» About this task
All records, exactly as written, minus the pictures: copy them out.

» Available data

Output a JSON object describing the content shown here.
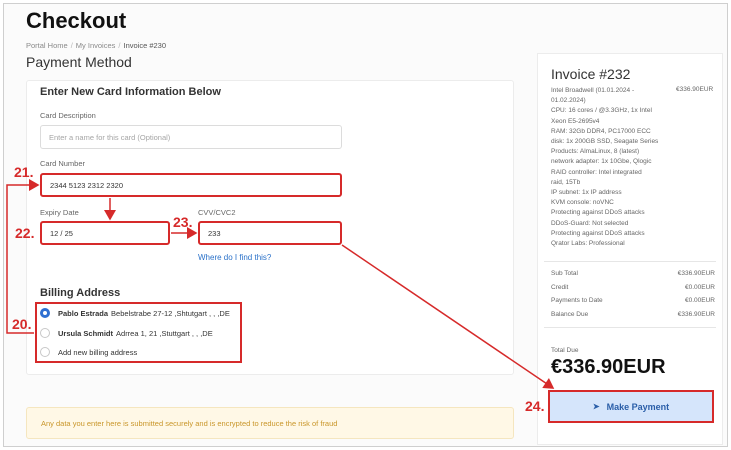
{
  "page": {
    "title": "Checkout",
    "breadcrumb": [
      "Portal Home",
      "My Invoices",
      "Invoice #230"
    ],
    "section_title": "Payment Method"
  },
  "card_form": {
    "heading": "Enter New Card Information Below",
    "description_label": "Card Description",
    "description_placeholder": "Enter a name for this card (Optional)",
    "number_label": "Card Number",
    "number_value": "2344 5123 2312 2320",
    "expiry_label": "Expiry Date",
    "expiry_value": "12 / 25",
    "cvv_label": "CVV/CVC2",
    "cvv_value": "233",
    "cvv_help": "Where do I find this?"
  },
  "billing": {
    "title": "Billing Address",
    "options": [
      {
        "name": "Pablo Estrada",
        "address": "Bebelstrabe 27-12 ,Shtutgart , , ,DE",
        "selected": true
      },
      {
        "name": "Ursula Schmidt",
        "address": "Adrrea 1, 21 ,Stuttgart , , ,DE",
        "selected": false
      },
      {
        "name": "",
        "address": "Add new billing address",
        "selected": false
      }
    ]
  },
  "notice": "Any data you enter here is submitted securely and is encrypted to reduce the risk of fraud",
  "invoice": {
    "title": "Invoice #232",
    "line_amount": "€336.90EUR",
    "description_lines": [
      "Intel Broadwell (01.01.2024 -",
      "01.02.2024)",
      "CPU: 16 cores / @3.3GHz, 1x Intel",
      "Xeon E5-2695v4",
      "RAM: 32Gb DDR4, PC17000 ECC",
      "disk: 1x 200GB SSD, Seagate Series",
      "Products: AlmaLinux, 8 (latest)",
      "network adapter: 1x 10Gbe, Qlogic",
      "RAID controller: Intel integrated",
      "raid, 15Tb",
      "IP subnet: 1x IP address",
      "KVM console: noVNC",
      "Protecting against DDoS attacks",
      "DDoS-Guard: Not selected",
      "Protecting against DDoS attacks",
      "Qrator Labs: Professional"
    ],
    "summary": [
      {
        "label": "Sub Total",
        "value": "€336.90EUR"
      },
      {
        "label": "Credit",
        "value": "€0.00EUR"
      },
      {
        "label": "Payments to Date",
        "value": "€0.00EUR"
      },
      {
        "label": "Balance Due",
        "value": "€336.90EUR"
      }
    ],
    "total_label": "Total Due",
    "total_value": "€336.90EUR",
    "pay_button": "Make Payment"
  },
  "steps": {
    "s20": "20.",
    "s21": "21.",
    "s22": "22.",
    "s23": "23.",
    "s24": "24."
  },
  "colors": {
    "annotation_red": "#d62a2a",
    "link_blue": "#2a71c9",
    "pay_button_bg": "#d5e5fb",
    "notice_bg": "#fff8e6"
  }
}
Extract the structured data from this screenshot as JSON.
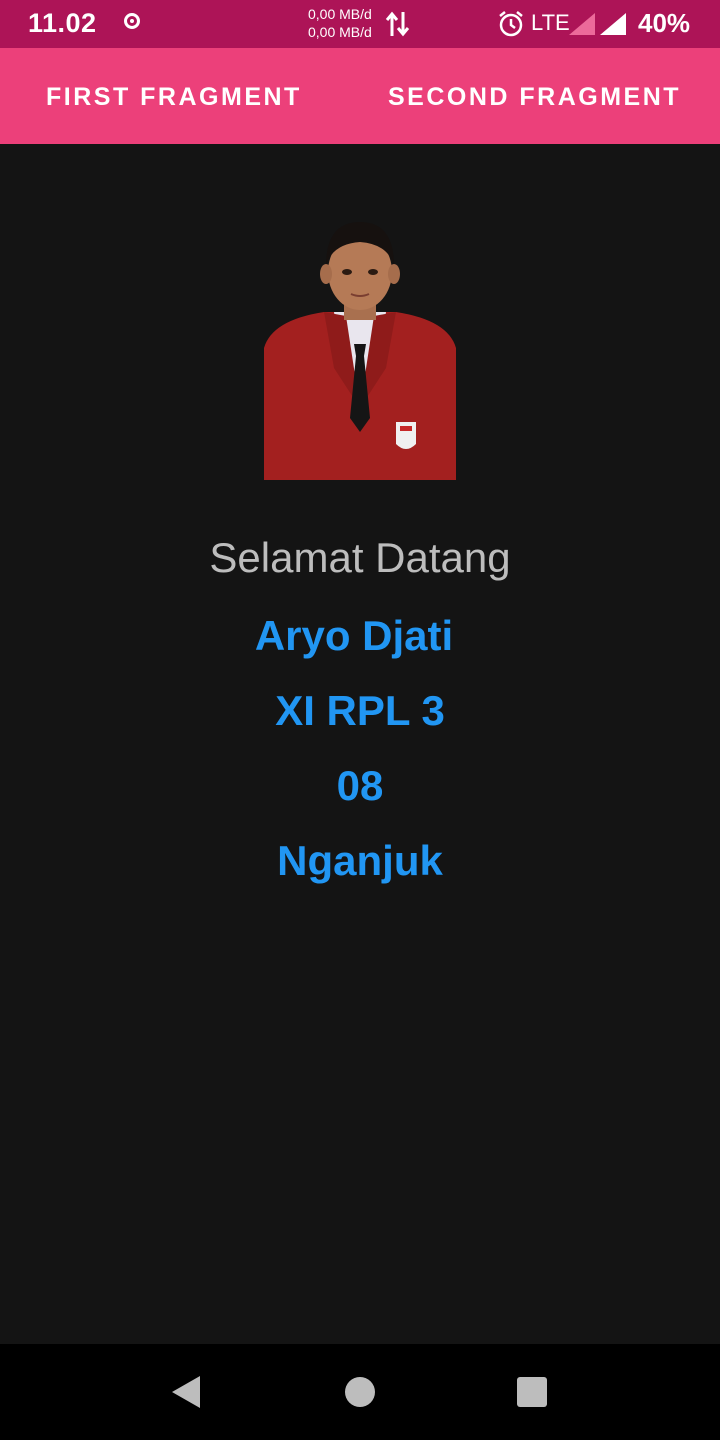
{
  "status_bar": {
    "time": "11.02",
    "net_up": "0,00 MB/d",
    "net_down": "0,00 MB/d",
    "network_type": "LTE",
    "battery": "40%",
    "icons": [
      "record-icon",
      "data-transfer-icon",
      "alarm-icon",
      "signal-icon",
      "signal-icon"
    ]
  },
  "tabs": [
    {
      "label": "FIRST FRAGMENT"
    },
    {
      "label": "SECOND FRAGMENT"
    }
  ],
  "profile": {
    "greeting": "Selamat Datang",
    "name": "Aryo Djati",
    "class": "XI RPL 3",
    "number": "08",
    "city": "Nganjuk"
  },
  "colors": {
    "status_bar": "#ad1457",
    "tab_bar": "#ec407a",
    "background": "#141414",
    "accent_text": "#2196f3",
    "greeting_text": "#bdbdbd"
  },
  "nav_bar": {
    "buttons": [
      "back-icon",
      "home-icon",
      "recents-icon"
    ]
  }
}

» Exercise output
Output a JSON object describing the content shown here.
{
  "page": {
    "title": "Checkout",
    "breadcrumb": [
      "Portal Home",
      "My Invoices",
      "Invoice #230"
    ],
    "section_title": "Payment Method"
  },
  "card_form": {
    "heading": "Enter New Card Information Below",
    "description_label": "Card Description",
    "description_placeholder": "Enter a name for this card (Optional)",
    "number_label": "Card Number",
    "number_value": "2344 5123 2312 2320",
    "expiry_label": "Expiry Date",
    "expiry_value": "12 / 25",
    "cvv_label": "CVV/CVC2",
    "cvv_value": "233",
    "cvv_help": "Where do I find this?"
  },
  "billing": {
    "title": "Billing Address",
    "options": [
      {
        "name": "Pablo Estrada",
        "address": "Bebelstrabe 27-12 ,Shtutgart , , ,DE",
        "selected": true
      },
      {
        "name": "Ursula Schmidt",
        "address": "Adrrea 1, 21 ,Stuttgart , , ,DE",
        "selected": false
      },
      {
        "name": "",
        "address": "Add new billing address",
        "selected": false
      }
    ]
  },
  "notice": "Any data you enter here is submitted securely and is encrypted to reduce the risk of fraud",
  "invoice": {
    "title": "Invoice #232",
    "line_amount": "€336.90EUR",
    "description_lines": [
      "Intel Broadwell (01.01.2024 -",
      "01.02.2024)",
      "CPU: 16 cores / @3.3GHz, 1x Intel",
      "Xeon E5-2695v4",
      "RAM: 32Gb DDR4, PC17000 ECC",
      "disk: 1x 200GB SSD, Seagate Series",
      "Products: AlmaLinux, 8 (latest)",
      "network adapter: 1x 10Gbe, Qlogic",
      "RAID controller: Intel integrated",
      "raid, 15Tb",
      "IP subnet: 1x IP address",
      "KVM console: noVNC",
      "Protecting against DDoS attacks",
      "DDoS-Guard: Not selected",
      "Protecting against DDoS attacks",
      "Qrator Labs: Professional"
    ],
    "summary": [
      {
        "label": "Sub Total",
        "value": "€336.90EUR"
      },
      {
        "label": "Credit",
        "value": "€0.00EUR"
      },
      {
        "label": "Payments to Date",
        "value": "€0.00EUR"
      },
      {
        "label": "Balance Due",
        "value": "€336.90EUR"
      }
    ],
    "total_label": "Total Due",
    "total_value": "€336.90EUR",
    "pay_button": "Make Payment"
  },
  "steps": {
    "s20": "20.",
    "s21": "21.",
    "s22": "22.",
    "s23": "23.",
    "s24": "24."
  },
  "colors": {
    "annotation_red": "#d62a2a",
    "link_blue": "#2a71c9",
    "pay_button_bg": "#d5e5fb",
    "notice_bg": "#fff8e6"
  }
}
Extract the structured data from this screenshot as JSON.
{
  "status_bar": {
    "time": "11.02",
    "net_up": "0,00 MB/d",
    "net_down": "0,00 MB/d",
    "network_type": "LTE",
    "battery": "40%",
    "icons": [
      "record-icon",
      "data-transfer-icon",
      "alarm-icon",
      "signal-icon",
      "signal-icon"
    ]
  },
  "tabs": [
    {
      "label": "FIRST FRAGMENT"
    },
    {
      "label": "SECOND FRAGMENT"
    }
  ],
  "profile": {
    "greeting": "Selamat Datang",
    "name": "Aryo Djati",
    "class": "XI RPL 3",
    "number": "08",
    "city": "Nganjuk"
  },
  "colors": {
    "status_bar": "#ad1457",
    "tab_bar": "#ec407a",
    "background": "#141414",
    "accent_text": "#2196f3",
    "greeting_text": "#bdbdbd"
  },
  "nav_bar": {
    "buttons": [
      "back-icon",
      "home-icon",
      "recents-icon"
    ]
  }
}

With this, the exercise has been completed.